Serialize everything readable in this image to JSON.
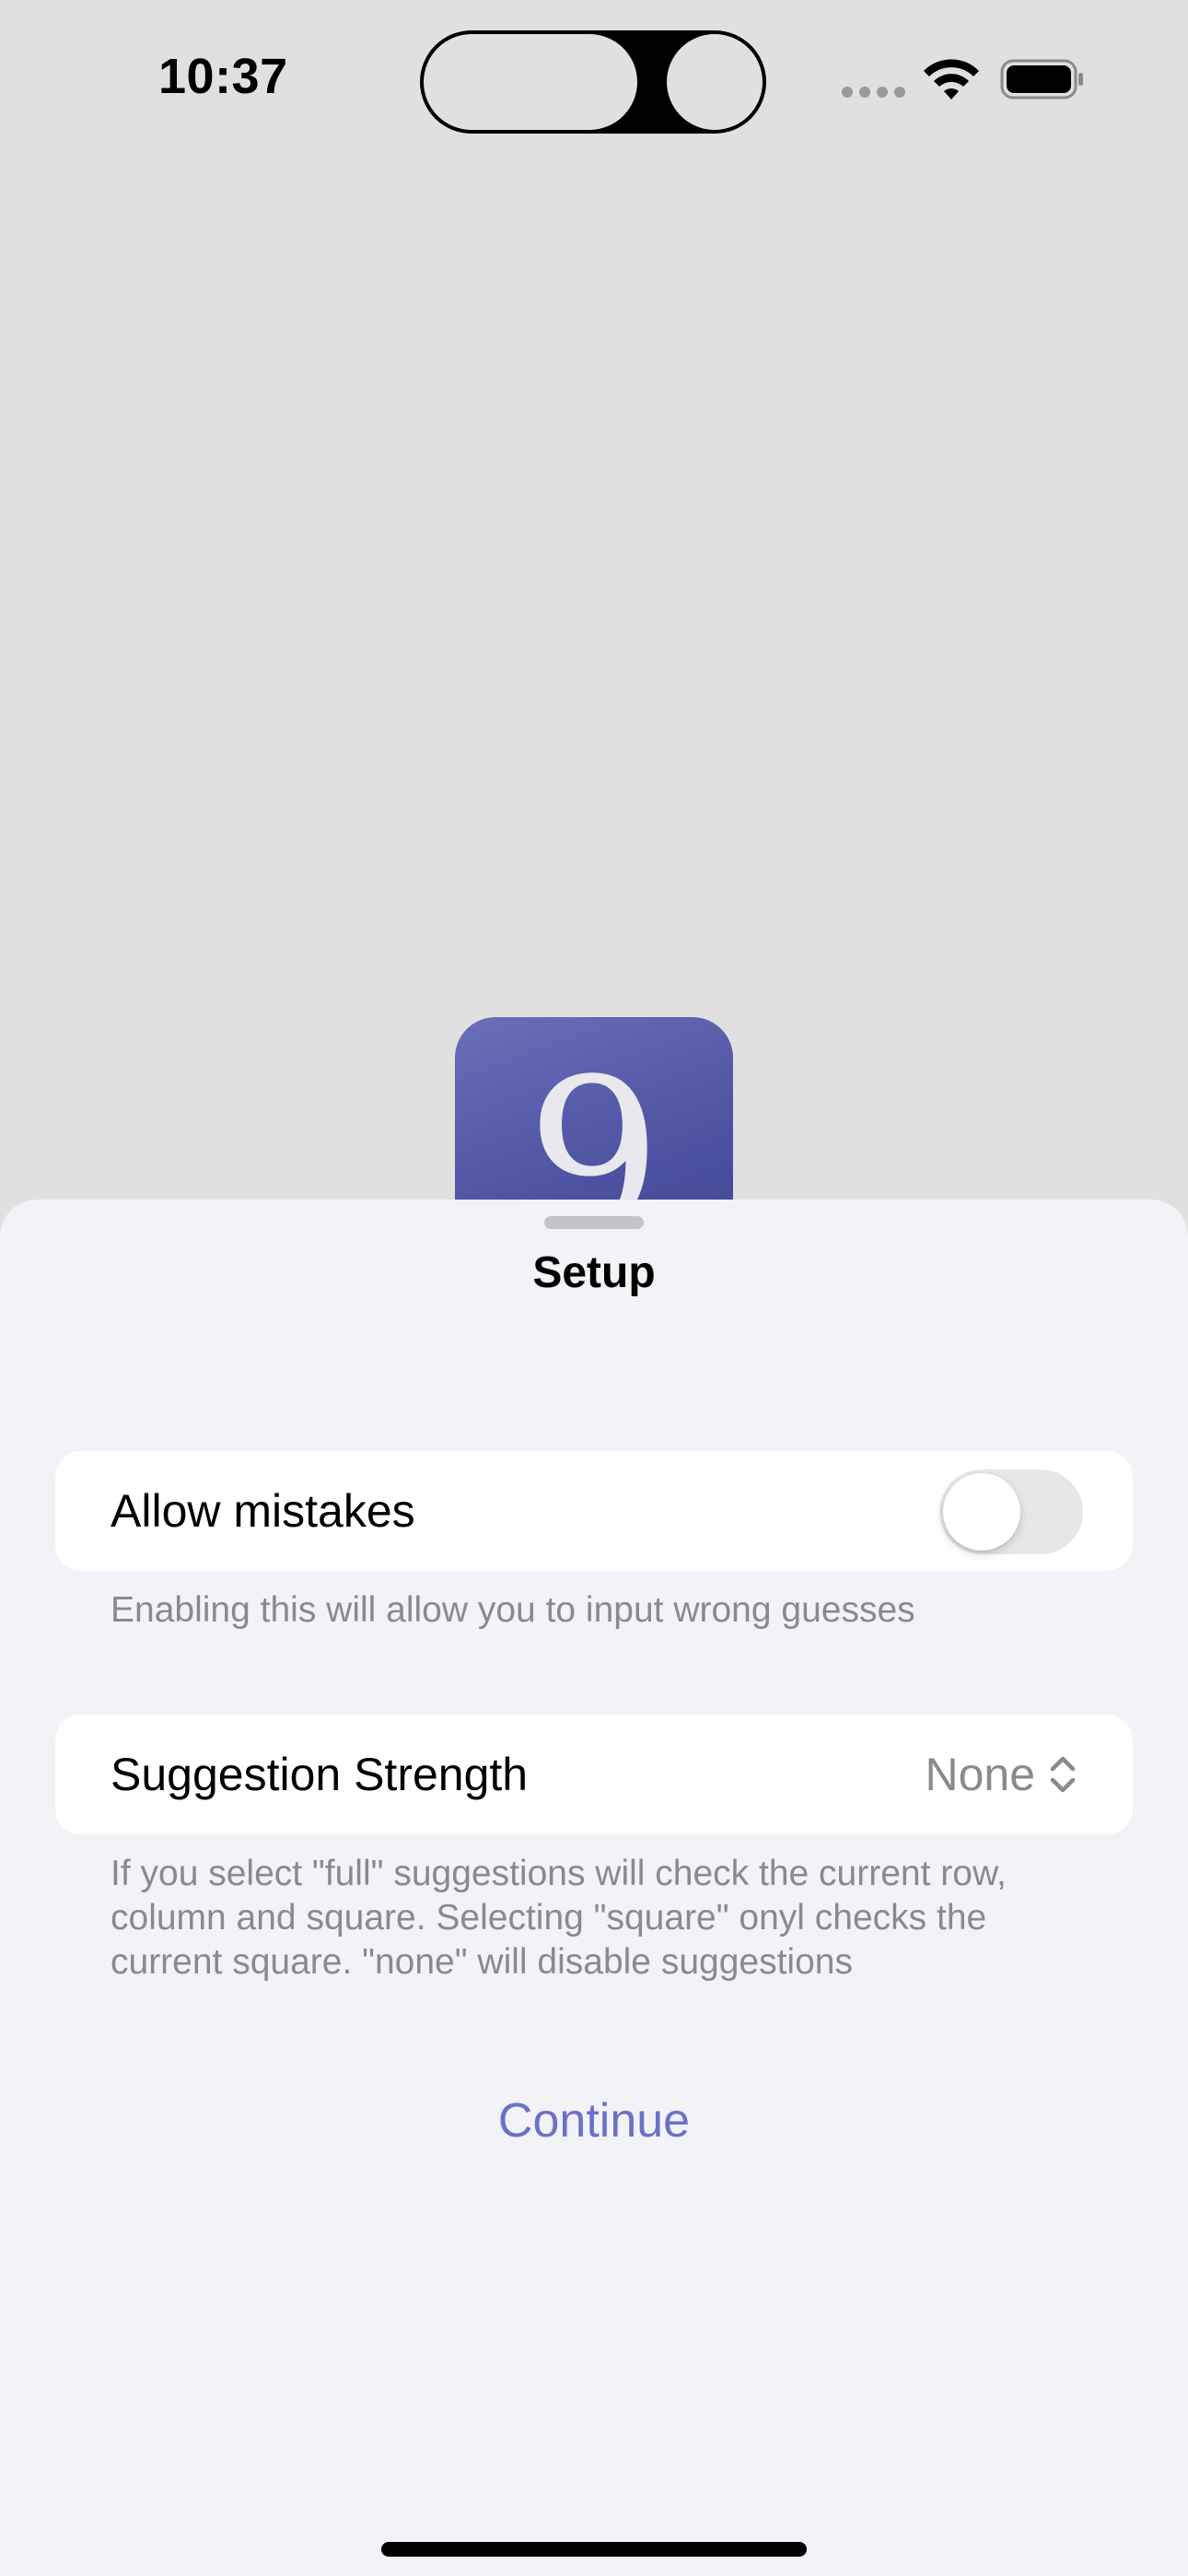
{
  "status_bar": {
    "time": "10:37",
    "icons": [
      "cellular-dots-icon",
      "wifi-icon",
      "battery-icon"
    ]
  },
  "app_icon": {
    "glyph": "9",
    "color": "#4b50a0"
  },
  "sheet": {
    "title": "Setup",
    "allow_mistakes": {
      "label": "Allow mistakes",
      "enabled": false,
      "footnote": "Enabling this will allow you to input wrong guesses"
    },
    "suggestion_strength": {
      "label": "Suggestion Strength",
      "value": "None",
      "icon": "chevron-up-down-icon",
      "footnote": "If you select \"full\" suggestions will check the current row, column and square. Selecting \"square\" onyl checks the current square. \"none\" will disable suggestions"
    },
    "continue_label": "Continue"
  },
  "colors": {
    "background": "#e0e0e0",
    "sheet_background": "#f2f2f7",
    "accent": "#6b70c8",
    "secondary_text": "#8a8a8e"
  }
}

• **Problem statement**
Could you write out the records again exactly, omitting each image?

• **Your solution**
Serialize everything readable in this image to JSON.
{
  "status_bar": {
    "time": "10:37",
    "icons": [
      "cellular-dots-icon",
      "wifi-icon",
      "battery-icon"
    ]
  },
  "app_icon": {
    "glyph": "9",
    "color": "#4b50a0"
  },
  "sheet": {
    "title": "Setup",
    "allow_mistakes": {
      "label": "Allow mistakes",
      "enabled": false,
      "footnote": "Enabling this will allow you to input wrong guesses"
    },
    "suggestion_strength": {
      "label": "Suggestion Strength",
      "value": "None",
      "icon": "chevron-up-down-icon",
      "footnote": "If you select \"full\" suggestions will check the current row, column and square. Selecting \"square\" onyl checks the current square. \"none\" will disable suggestions"
    },
    "continue_label": "Continue"
  },
  "colors": {
    "background": "#e0e0e0",
    "sheet_background": "#f2f2f7",
    "accent": "#6b70c8",
    "secondary_text": "#8a8a8e"
  }
}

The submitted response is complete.